Asia is packed with more than 50 countries, a kaleidoscope of different cultures, and ample opportunities for adventure.
But it also presents a number of potential hazards that could turn your visit to the largest continent into a visit to the nearest health clinic. Proper preparation can go a long way toward ensuring your travel to Asia is healthy and safe, and the following tips can help.
Vaccinations are one of the easiest ways to avoid illness while traveling, with several on the list for travel to Asia. Routine vaccinations are those received over your lifetime whether you travel or not, and a number of others are recommended and/or required.
Vaccinations should ideally be administered four to six weeks prior to your departure date.
These vaccinations are administered over your lifetime, and a trip to Asia is an ideal time to ensure yours are up to date. Routine immunizations include:
- Annual flu shot
- Measles-mumps-rubella (MMR)
- Tetanus-diptheria-pertussis (Tdap) to protect against lockjaw, diphtheria and whooping cough
- Varicella to prevent against chicken pox
Recommended and/or required vaccinations:
Additional recommended vaccinations that fall under the tips for traveling to Asia include:
- Hepatitis A, which can be transmitted through contaminated food and water
- Hepatitis B, which can be transmitted through contaminated needles, blood products and sexual contact
- Japanese Encephalitis, a vaccine recommended for travel to rural areas or trips lasting more than one month
- Malaria, which is transmitted by infected mosquitoes; prevention medication may be taken before, during and after your trip
- Meningitis, a serious bacterial illness
- Polio, an adult polio booster supplements the polio vaccine received as a child
- Rabies, which is transmitted through infected animals and recommended for extended stays with outdoor activities
- Rotavirus, which causes severe diarrhea
- Typhoid, which can be transmitted through contaminated food and water
- Yellow Fever, with certain countries requiring proof of the vaccination if traveling from a country with a risk of yellow fever virus transmission; the U.S. is not on the list of at-risk countries
Your doctor can help you make the final decision on chosen vaccinations based on your health status and history, length of your stay and the specific countries you’ll be visiting.
Other Tips for Traveling to Asia
Mosquitoes can be much more than an annoyance in Asia, with the potential of carrying Dengue fever or Chikungunya fever.

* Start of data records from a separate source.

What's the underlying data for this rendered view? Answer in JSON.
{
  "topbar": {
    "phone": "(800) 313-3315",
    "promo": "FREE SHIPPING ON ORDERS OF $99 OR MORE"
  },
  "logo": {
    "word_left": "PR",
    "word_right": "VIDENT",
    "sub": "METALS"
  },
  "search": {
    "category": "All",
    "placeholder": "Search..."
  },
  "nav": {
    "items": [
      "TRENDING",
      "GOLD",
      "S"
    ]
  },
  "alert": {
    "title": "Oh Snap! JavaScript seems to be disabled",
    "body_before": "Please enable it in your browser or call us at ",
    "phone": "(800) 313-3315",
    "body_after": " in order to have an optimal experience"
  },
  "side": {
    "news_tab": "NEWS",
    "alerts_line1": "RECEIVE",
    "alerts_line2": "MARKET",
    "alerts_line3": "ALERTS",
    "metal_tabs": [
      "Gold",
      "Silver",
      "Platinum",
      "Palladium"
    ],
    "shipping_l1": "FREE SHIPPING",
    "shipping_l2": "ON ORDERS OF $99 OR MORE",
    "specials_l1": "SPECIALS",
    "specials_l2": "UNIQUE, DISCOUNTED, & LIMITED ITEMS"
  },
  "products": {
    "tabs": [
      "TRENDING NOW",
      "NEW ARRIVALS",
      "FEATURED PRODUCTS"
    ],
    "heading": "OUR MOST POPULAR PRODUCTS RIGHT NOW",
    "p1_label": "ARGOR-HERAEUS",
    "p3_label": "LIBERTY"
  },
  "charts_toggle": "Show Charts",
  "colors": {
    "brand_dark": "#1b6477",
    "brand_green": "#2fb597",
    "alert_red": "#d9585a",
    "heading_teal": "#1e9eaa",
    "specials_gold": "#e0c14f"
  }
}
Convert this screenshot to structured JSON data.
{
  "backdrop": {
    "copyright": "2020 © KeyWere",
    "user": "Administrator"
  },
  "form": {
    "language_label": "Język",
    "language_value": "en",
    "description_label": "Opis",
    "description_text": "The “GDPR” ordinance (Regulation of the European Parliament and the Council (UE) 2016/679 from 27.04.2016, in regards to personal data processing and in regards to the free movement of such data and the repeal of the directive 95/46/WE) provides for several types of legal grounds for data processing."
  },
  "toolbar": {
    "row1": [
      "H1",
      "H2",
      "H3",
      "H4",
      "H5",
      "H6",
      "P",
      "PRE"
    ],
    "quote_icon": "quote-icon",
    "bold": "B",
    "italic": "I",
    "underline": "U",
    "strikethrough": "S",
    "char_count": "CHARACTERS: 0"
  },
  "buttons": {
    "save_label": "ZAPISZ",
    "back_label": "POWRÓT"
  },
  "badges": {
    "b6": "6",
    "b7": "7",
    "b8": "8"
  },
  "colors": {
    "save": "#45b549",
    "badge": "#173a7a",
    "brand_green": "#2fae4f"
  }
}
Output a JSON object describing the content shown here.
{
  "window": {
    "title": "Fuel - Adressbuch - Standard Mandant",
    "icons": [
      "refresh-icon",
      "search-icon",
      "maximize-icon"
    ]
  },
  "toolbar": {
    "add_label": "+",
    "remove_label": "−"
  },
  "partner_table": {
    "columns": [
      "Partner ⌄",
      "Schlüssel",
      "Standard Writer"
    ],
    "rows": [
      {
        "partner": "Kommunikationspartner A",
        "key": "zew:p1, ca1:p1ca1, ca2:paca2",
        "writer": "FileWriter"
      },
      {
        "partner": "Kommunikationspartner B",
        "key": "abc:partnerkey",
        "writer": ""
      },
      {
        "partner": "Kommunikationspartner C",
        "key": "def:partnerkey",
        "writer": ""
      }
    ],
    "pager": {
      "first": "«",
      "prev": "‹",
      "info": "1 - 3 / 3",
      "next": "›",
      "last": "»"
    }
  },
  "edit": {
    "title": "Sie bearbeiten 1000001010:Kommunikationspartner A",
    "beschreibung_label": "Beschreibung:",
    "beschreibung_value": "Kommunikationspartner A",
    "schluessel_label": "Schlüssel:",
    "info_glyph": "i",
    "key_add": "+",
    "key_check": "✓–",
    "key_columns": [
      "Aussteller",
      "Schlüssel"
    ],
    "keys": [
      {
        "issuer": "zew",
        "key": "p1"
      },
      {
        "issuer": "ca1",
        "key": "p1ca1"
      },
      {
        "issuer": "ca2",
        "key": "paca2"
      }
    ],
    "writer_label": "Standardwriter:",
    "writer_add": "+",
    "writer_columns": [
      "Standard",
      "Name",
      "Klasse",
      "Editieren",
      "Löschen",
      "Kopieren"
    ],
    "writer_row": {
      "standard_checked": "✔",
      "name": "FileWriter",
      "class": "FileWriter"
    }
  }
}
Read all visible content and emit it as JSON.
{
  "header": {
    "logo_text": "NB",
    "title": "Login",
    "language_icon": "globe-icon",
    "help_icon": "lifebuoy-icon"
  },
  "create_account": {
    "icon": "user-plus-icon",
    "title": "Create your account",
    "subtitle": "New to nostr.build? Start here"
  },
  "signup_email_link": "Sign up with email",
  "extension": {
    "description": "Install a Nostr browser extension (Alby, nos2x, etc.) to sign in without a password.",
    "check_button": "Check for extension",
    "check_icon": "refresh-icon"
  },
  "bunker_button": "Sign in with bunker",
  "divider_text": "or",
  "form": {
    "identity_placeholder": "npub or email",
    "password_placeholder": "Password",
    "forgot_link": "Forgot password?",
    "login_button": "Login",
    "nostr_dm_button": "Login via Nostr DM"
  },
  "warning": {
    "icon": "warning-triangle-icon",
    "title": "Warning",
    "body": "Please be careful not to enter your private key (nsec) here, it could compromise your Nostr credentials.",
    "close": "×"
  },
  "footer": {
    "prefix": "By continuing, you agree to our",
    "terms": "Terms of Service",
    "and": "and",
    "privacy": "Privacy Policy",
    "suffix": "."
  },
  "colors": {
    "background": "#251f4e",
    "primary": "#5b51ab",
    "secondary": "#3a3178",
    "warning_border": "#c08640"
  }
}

There is no preventative vaccination or medication for either disease, making it imperative to use repellent to avoid mosquito bites.
Travelers’ diarrhea is a common trip spoiler, and you can pack an antibiotic prescribed by your doctor or medication such as Imodium just in case it hits.
Other recommended items include:
- Small first aid kit
- Hand sanitizer
- Sunblock and after-sun cream for treating sun burn
- Insect repellent
- Tiger Balm for treating insect bites
Food and Drink Tips for Traveling to Asia
While you want to stay hydrated in Asia’s constantly humid climate, you don’t want to drink unpurified water. Also be wary of consuming unpurified water in the form of ice cubes, fruit shakes, raw fruit and vegetables washed in dirty water, or when brushing your teeth or taking a shower.
The safest food bet is to eat at restaurants and booths that are hugely popular. People would not keep eating from the same source if it were making them sick. A high turnover rate also means the food is likely to be fresher.
Meat in Asia can be different than meat you find in the U.S. One traveler likens the meat to scraps that are usually tough and recommends eating vegetables whenever possible.
With proper preparation, vaccinations and a menu that includes purified water and trusted foods, your trip to Asia has a solid chance of being an adventure to remember for all the right reasons.
For up to date visa information for each Asian country, view Swift’s visa page. It will tell you requirements for traveling.